25 March 1803, 210 years, novelist, playwright and politician Edward Bulwer-Lytton was born in London

“It was a dark and stormy night; the rain fell in torrents, except at occasional intervals, when it was checked by a violent gust of wind which swept up the streets (for it is in London that our scene lies), rattling along the housetops, and fiercely agitating the scanty flame of the lamps that struggled against the darkness.” (Bulwer-Lytton, “Paul Clifford”, 1830)

Henry William Pickersgill: “Edward George Earle Lytton Bulwer Lytton, 1st Baron Lytton” (1831)


Probably best known today as an author of early Victorian fiction that fails to please today’s refined tastes and the man who wrote the book behind the various “Last Days of Pompeii” sandal movies, Bulwer-Lytton wrote a variety of fiction in his day, ranging from historical fiction, the occult and science fiction up to fictionalising the Hollow Earth theory that became a much cherished myth among subsequent authors of the fantastic genre as well as various secret societies. Some of them even claimed Bulwer-Lytton as one of their own to be always met with disdain during his lifetime.

Hablot Knight Browne "Phiz": "A Caricature of Edward Bulwer Lytton" (1840)

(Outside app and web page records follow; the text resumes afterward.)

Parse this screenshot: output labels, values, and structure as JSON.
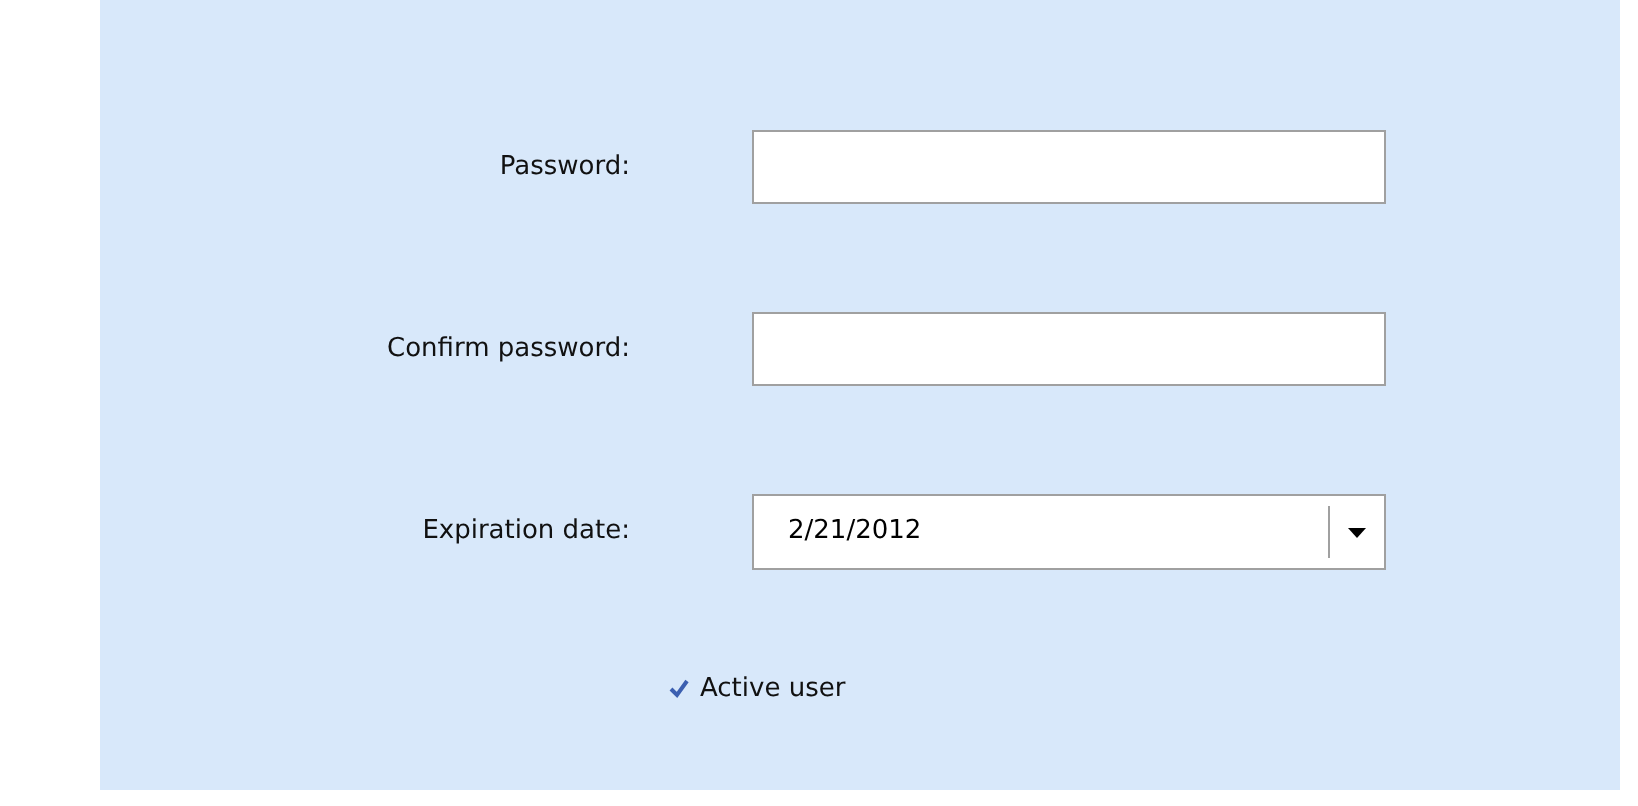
{
  "fields": [
    {
      "label": "Password:",
      "kind": "password"
    },
    {
      "label": "Confirm password:",
      "kind": "password"
    },
    {
      "label": "Expiration date:",
      "kind": "date",
      "value": "2/21/2012"
    }
  ],
  "active_user": {
    "label": "Active user",
    "checked": true
  }
}
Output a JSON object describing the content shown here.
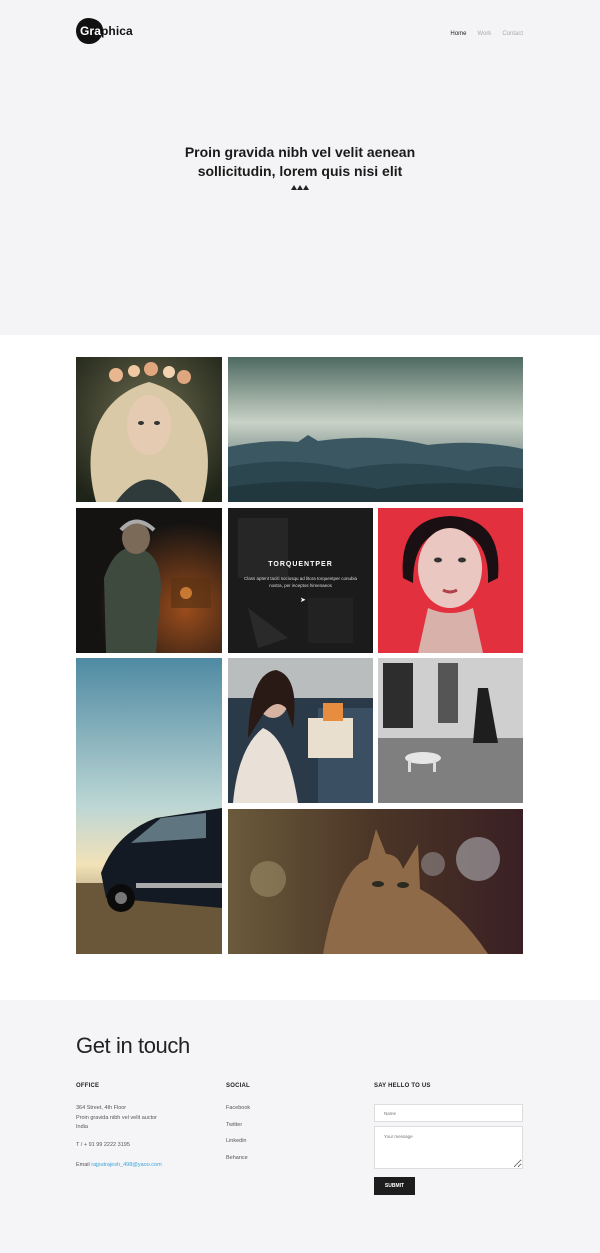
{
  "brand": {
    "logo_part1": "Gra",
    "logo_part2": "phica"
  },
  "nav": {
    "items": [
      {
        "label": "Home"
      },
      {
        "label": "Work"
      },
      {
        "label": "Contact"
      }
    ]
  },
  "hero": {
    "title_line1": "Proin gravida nibh vel velit aenean",
    "title_line2": "sollicitudin, lorem quis nisi elit"
  },
  "gallery": {
    "overlay": {
      "title": "TORQUENTPER",
      "description": "Class aptent taciti sociosqu ad litora torquentper conubia nostra, per inceptos himenaeos"
    }
  },
  "contact": {
    "heading": "Get in touch",
    "office": {
      "title": "OFFICE",
      "address_line1": "364 Street, 4th Floor",
      "address_line2": "Proin gravida nibh vel velit auctor",
      "address_line3": "India",
      "phone": "T / + 91 99 2222 3195",
      "email_label": "Email",
      "email": "rajputrajesh_498@yaoo.com"
    },
    "social": {
      "title": "SOCIAL",
      "links": [
        {
          "label": "Facebook"
        },
        {
          "label": "Twitter"
        },
        {
          "label": "Linkedin"
        },
        {
          "label": "Behance"
        }
      ]
    },
    "form": {
      "title": "SAY HELLO TO US",
      "name_placeholder": "Name",
      "message_placeholder": "Your message",
      "submit_label": "SUBMIT"
    }
  },
  "colors": {
    "accent_link": "#3aa3d8",
    "dark": "#1d1d1d",
    "hero_bg": "#f4f4f6"
  }
}
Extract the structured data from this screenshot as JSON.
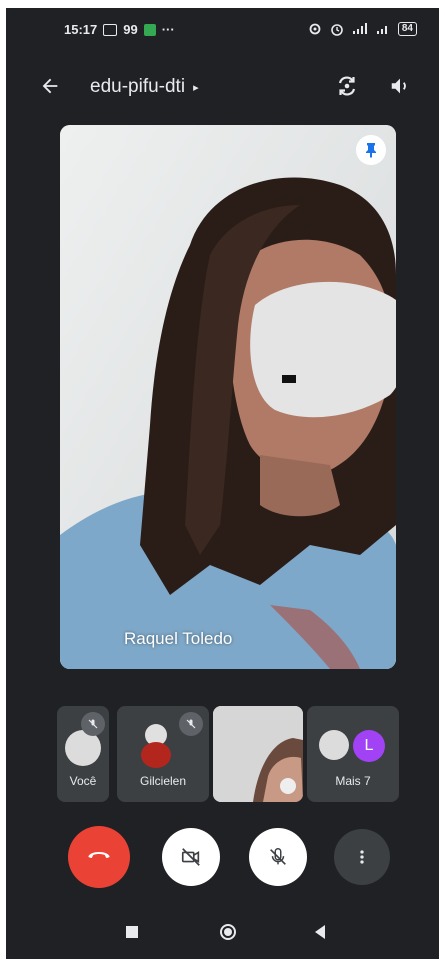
{
  "status_bar": {
    "time": "15:17",
    "notification_count": "99",
    "more_dots": "···",
    "battery": "84"
  },
  "top_bar": {
    "meeting_code": "edu-pifu-dti",
    "title_arrow": "▸"
  },
  "main_video": {
    "participant_name": "Raquel Toledo"
  },
  "thumbnails": [
    {
      "label": "Você"
    },
    {
      "label": "Gilcielen"
    },
    {
      "label": ""
    },
    {
      "label": "Mais 7",
      "avatar_letter": "L"
    }
  ],
  "controls": {
    "end_call_icon": "phone-hangup-icon",
    "camera_icon": "video-off-icon",
    "mic_icon": "mic-off-icon",
    "more_icon": "more-vertical-icon",
    "end_call_color": "#ea4335"
  },
  "nav_bar": {
    "recents_icon": "square-icon",
    "home_icon": "circle-icon",
    "back_icon": "triangle-back-icon"
  }
}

Bulwer-Lytton coined phrases like the  "the great unwashed","the pen is mightier than the sword" and "pursuit of the almighty dollar" (the term “almighty dollar” was invented by Washington Irving 20 years before though), probably responsible, too, for labelling the Germans "Das Volk der Dichter und Denker“ (people of poets and thinkers), and, being born in a well-off family but cut off from his allowance by his mother for marrying an Irish village beauty, made a living on his own, as author as well as a politician, the latter role gaining him a peerage in 1868. The marriage itself ended in estrangement and divorced Rosina did her best to make his life a living hell, from publishing a novel satirising her husband to live-long slandering. When her letters were found and published, her grandson commented it was like “opening a drawer full of dead wasps. Their venom is now powerless to hurt, but they still produce a shudder“. Following up from Charles Schulz’s idea to have Snoopy write novels inspired by Bulwer-Lytton’s entry “It was a dark and stormy night”, Professor Scott E. Rice, English Department of San Jose State University, came up with the idea to "to compose the opening sentence to the worst of all possible novels" – the Bulwer-Lytton Fiction Contest, held to this day.


More on:

http://en.wikipedia.org/wiki/Edward_Bulwer-Lytton,_1st_Baron_Lytton